Source information |
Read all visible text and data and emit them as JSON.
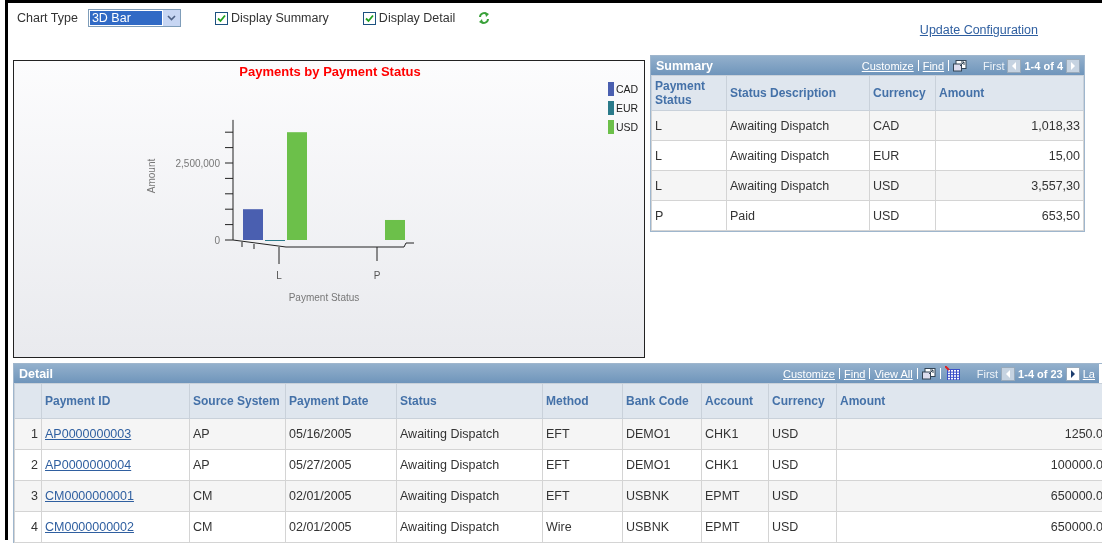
{
  "toolbar": {
    "chart_type": {
      "label": "Chart Type",
      "value": "3D Bar"
    },
    "checkboxes": [
      {
        "label": "Display Summary",
        "checked": true
      },
      {
        "label": "Display Detail",
        "checked": true
      }
    ],
    "update_link": "Update Configuration"
  },
  "chart": {
    "chart_data": {
      "type": "bar",
      "title": "Payments by Payment Status",
      "xlabel": "Payment Status",
      "ylabel": "Amount",
      "categories": [
        "L",
        "P"
      ],
      "series": [
        {
          "name": "CAD",
          "color": "#4a5fb0",
          "values": [
            1000000,
            null
          ]
        },
        {
          "name": "EUR",
          "color": "#2a7a8a",
          "values": [
            0,
            null
          ]
        },
        {
          "name": "USD",
          "color": "#6cc04a",
          "values": [
            3500000,
            650000
          ]
        }
      ],
      "ylim": [
        0,
        3900000
      ],
      "legend": "right",
      "yticks": [
        {
          "value": 0,
          "label": "0"
        },
        {
          "value": 2500000,
          "label": "2,500,000"
        }
      ]
    }
  },
  "summary": {
    "title": "Summary",
    "nav": {
      "links": [
        "Customize",
        "Find"
      ],
      "tools": [
        {
          "kind": "new-window"
        }
      ],
      "first": {
        "label": "First",
        "disabled": true
      },
      "prev_disabled": true,
      "range": "1-4 of 4",
      "next_disabled": true
    },
    "columns": [
      "Payment Status",
      "Status Description",
      "Currency",
      "Amount"
    ],
    "rows": [
      [
        "L",
        "Awaiting Dispatch",
        "CAD",
        "1,018,33"
      ],
      [
        "L",
        "Awaiting Dispatch",
        "EUR",
        "15,00"
      ],
      [
        "L",
        "Awaiting Dispatch",
        "USD",
        "3,557,30"
      ],
      [
        "P",
        "Paid",
        "USD",
        "653,50"
      ]
    ]
  },
  "detail": {
    "title": "Detail",
    "nav": {
      "links": [
        "Customize",
        "Find",
        "View All"
      ],
      "tools": [
        {
          "kind": "new-window"
        },
        {
          "kind": "download"
        }
      ],
      "first": {
        "label": "First",
        "disabled": true
      },
      "prev_disabled": true,
      "range": "1-4 of 23",
      "next_disabled": false,
      "last": "La"
    },
    "columns": [
      "Payment ID",
      "Source System",
      "Payment Date",
      "Status",
      "Method",
      "Bank Code",
      "Account",
      "Currency",
      "Amount"
    ],
    "rows": [
      {
        "number": "1",
        "cells": [
          "AP0000000003",
          "AP",
          "05/16/2005",
          "Awaiting Dispatch",
          "EFT",
          "DEMO1",
          "CHK1",
          "USD",
          "1250.0"
        ]
      },
      {
        "number": "2",
        "cells": [
          "AP0000000004",
          "AP",
          "05/27/2005",
          "Awaiting Dispatch",
          "EFT",
          "DEMO1",
          "CHK1",
          "USD",
          "100000.0"
        ]
      },
      {
        "number": "3",
        "cells": [
          "CM0000000001",
          "CM",
          "02/01/2005",
          "Awaiting Dispatch",
          "EFT",
          "USBNK",
          "EPMT",
          "USD",
          "650000.0"
        ]
      },
      {
        "number": "4",
        "cells": [
          "CM0000000002",
          "CM",
          "02/01/2005",
          "Awaiting Dispatch",
          "Wire",
          "USBNK",
          "EPMT",
          "USD",
          "650000.0"
        ]
      }
    ]
  }
}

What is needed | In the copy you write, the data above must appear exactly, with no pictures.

Exercise result |
Read all visible text and data and emit them as JSON.
{
  "toolbar": {
    "chart_type": {
      "label": "Chart Type",
      "value": "3D Bar"
    },
    "checkboxes": [
      {
        "label": "Display Summary",
        "checked": true
      },
      {
        "label": "Display Detail",
        "checked": true
      }
    ],
    "update_link": "Update Configuration"
  },
  "chart": {
    "chart_data": {
      "type": "bar",
      "title": "Payments by Payment Status",
      "xlabel": "Payment Status",
      "ylabel": "Amount",
      "categories": [
        "L",
        "P"
      ],
      "series": [
        {
          "name": "CAD",
          "color": "#4a5fb0",
          "values": [
            1000000,
            null
          ]
        },
        {
          "name": "EUR",
          "color": "#2a7a8a",
          "values": [
            0,
            null
          ]
        },
        {
          "name": "USD",
          "color": "#6cc04a",
          "values": [
            3500000,
            650000
          ]
        }
      ],
      "ylim": [
        0,
        3900000
      ],
      "legend": "right",
      "yticks": [
        {
          "value": 0,
          "label": "0"
        },
        {
          "value": 2500000,
          "label": "2,500,000"
        }
      ]
    }
  },
  "summary": {
    "title": "Summary",
    "nav": {
      "links": [
        "Customize",
        "Find"
      ],
      "tools": [
        {
          "kind": "new-window"
        }
      ],
      "first": {
        "label": "First",
        "disabled": true
      },
      "prev_disabled": true,
      "range": "1-4 of 4",
      "next_disabled": true
    },
    "columns": [
      "Payment Status",
      "Status Description",
      "Currency",
      "Amount"
    ],
    "rows": [
      [
        "L",
        "Awaiting Dispatch",
        "CAD",
        "1,018,33"
      ],
      [
        "L",
        "Awaiting Dispatch",
        "EUR",
        "15,00"
      ],
      [
        "L",
        "Awaiting Dispatch",
        "USD",
        "3,557,30"
      ],
      [
        "P",
        "Paid",
        "USD",
        "653,50"
      ]
    ]
  },
  "detail": {
    "title": "Detail",
    "nav": {
      "links": [
        "Customize",
        "Find",
        "View All"
      ],
      "tools": [
        {
          "kind": "new-window"
        },
        {
          "kind": "download"
        }
      ],
      "first": {
        "label": "First",
        "disabled": true
      },
      "prev_disabled": true,
      "range": "1-4 of 23",
      "next_disabled": false,
      "last": "La"
    },
    "columns": [
      "Payment ID",
      "Source System",
      "Payment Date",
      "Status",
      "Method",
      "Bank Code",
      "Account",
      "Currency",
      "Amount"
    ],
    "rows": [
      {
        "number": "1",
        "cells": [
          "AP0000000003",
          "AP",
          "05/16/2005",
          "Awaiting Dispatch",
          "EFT",
          "DEMO1",
          "CHK1",
          "USD",
          "1250.0"
        ]
      },
      {
        "number": "2",
        "cells": [
          "AP0000000004",
          "AP",
          "05/27/2005",
          "Awaiting Dispatch",
          "EFT",
          "DEMO1",
          "CHK1",
          "USD",
          "100000.0"
        ]
      },
      {
        "number": "3",
        "cells": [
          "CM0000000001",
          "CM",
          "02/01/2005",
          "Awaiting Dispatch",
          "EFT",
          "USBNK",
          "EPMT",
          "USD",
          "650000.0"
        ]
      },
      {
        "number": "4",
        "cells": [
          "CM0000000002",
          "CM",
          "02/01/2005",
          "Awaiting Dispatch",
          "Wire",
          "USBNK",
          "EPMT",
          "USD",
          "650000.0"
        ]
      }
    ]
  }
}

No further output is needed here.